Exercise description: Find the lines in these entries that include the word "value" and state how many there are, with no other words.

Data excerpts
^^^^^^^^^^^^^^^^

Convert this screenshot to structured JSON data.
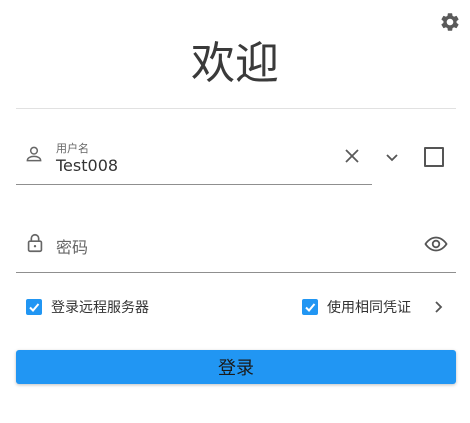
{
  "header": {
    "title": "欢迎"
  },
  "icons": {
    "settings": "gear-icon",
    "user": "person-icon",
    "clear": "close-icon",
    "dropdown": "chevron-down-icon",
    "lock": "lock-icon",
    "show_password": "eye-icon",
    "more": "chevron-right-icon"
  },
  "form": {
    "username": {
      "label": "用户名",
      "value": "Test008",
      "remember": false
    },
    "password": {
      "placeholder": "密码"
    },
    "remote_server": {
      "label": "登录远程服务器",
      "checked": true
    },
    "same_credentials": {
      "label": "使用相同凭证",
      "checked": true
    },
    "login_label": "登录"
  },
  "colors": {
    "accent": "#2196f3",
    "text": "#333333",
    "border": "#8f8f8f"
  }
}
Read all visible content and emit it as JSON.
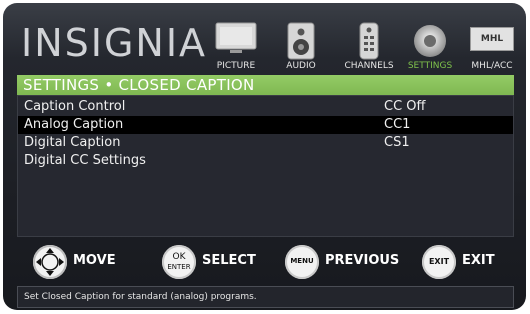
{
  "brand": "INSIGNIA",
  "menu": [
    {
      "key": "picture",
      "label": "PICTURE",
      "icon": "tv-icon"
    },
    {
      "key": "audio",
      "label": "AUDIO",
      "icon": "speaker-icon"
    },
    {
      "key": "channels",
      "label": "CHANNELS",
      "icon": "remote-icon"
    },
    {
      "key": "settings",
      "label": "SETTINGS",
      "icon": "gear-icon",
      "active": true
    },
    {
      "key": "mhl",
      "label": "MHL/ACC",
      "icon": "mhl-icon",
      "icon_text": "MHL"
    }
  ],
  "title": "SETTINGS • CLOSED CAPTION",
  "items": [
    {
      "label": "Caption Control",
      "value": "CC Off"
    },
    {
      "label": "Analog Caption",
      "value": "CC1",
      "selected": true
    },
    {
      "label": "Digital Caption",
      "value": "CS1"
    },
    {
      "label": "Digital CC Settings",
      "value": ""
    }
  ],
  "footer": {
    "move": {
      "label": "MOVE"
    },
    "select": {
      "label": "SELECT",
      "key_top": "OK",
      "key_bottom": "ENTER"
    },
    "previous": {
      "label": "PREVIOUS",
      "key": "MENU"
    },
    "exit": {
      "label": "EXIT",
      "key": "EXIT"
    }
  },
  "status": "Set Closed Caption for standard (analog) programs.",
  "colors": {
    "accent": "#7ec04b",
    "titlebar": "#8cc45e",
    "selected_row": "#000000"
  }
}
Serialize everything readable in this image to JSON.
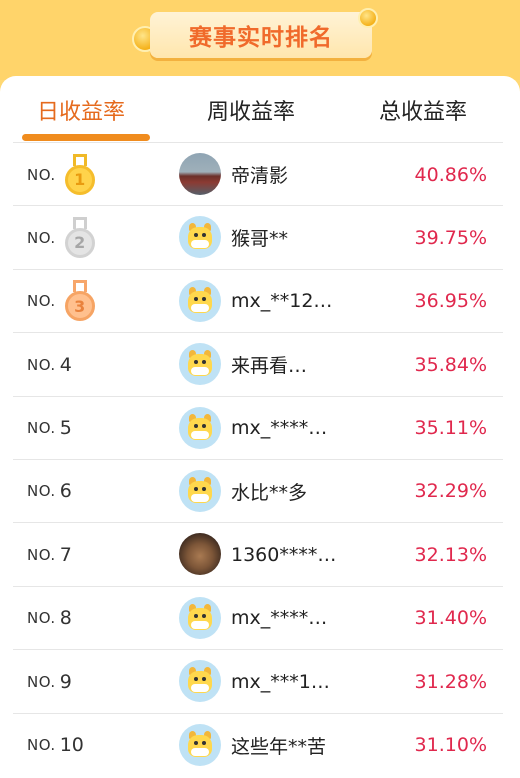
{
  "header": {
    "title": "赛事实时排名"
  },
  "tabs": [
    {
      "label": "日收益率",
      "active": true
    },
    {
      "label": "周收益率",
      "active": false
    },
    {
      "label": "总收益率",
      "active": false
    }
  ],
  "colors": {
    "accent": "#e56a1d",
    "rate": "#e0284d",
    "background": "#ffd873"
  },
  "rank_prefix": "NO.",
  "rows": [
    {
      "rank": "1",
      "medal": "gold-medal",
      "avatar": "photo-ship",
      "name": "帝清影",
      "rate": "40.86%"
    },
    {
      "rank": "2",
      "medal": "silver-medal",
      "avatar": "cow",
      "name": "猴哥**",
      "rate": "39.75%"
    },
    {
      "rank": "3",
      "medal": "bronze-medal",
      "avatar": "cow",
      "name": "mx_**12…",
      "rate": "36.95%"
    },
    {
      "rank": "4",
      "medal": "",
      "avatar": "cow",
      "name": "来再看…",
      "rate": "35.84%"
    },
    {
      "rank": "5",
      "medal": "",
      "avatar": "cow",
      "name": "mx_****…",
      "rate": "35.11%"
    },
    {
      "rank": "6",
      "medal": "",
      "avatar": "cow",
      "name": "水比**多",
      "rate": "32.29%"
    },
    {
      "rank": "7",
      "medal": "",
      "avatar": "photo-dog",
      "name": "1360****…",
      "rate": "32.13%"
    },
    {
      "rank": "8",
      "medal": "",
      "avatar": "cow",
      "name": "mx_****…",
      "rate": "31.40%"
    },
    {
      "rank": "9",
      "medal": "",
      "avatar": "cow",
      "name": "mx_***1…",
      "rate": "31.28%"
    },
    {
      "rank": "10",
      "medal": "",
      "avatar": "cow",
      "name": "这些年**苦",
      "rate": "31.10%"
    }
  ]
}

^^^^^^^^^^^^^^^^

Exercise solution: 5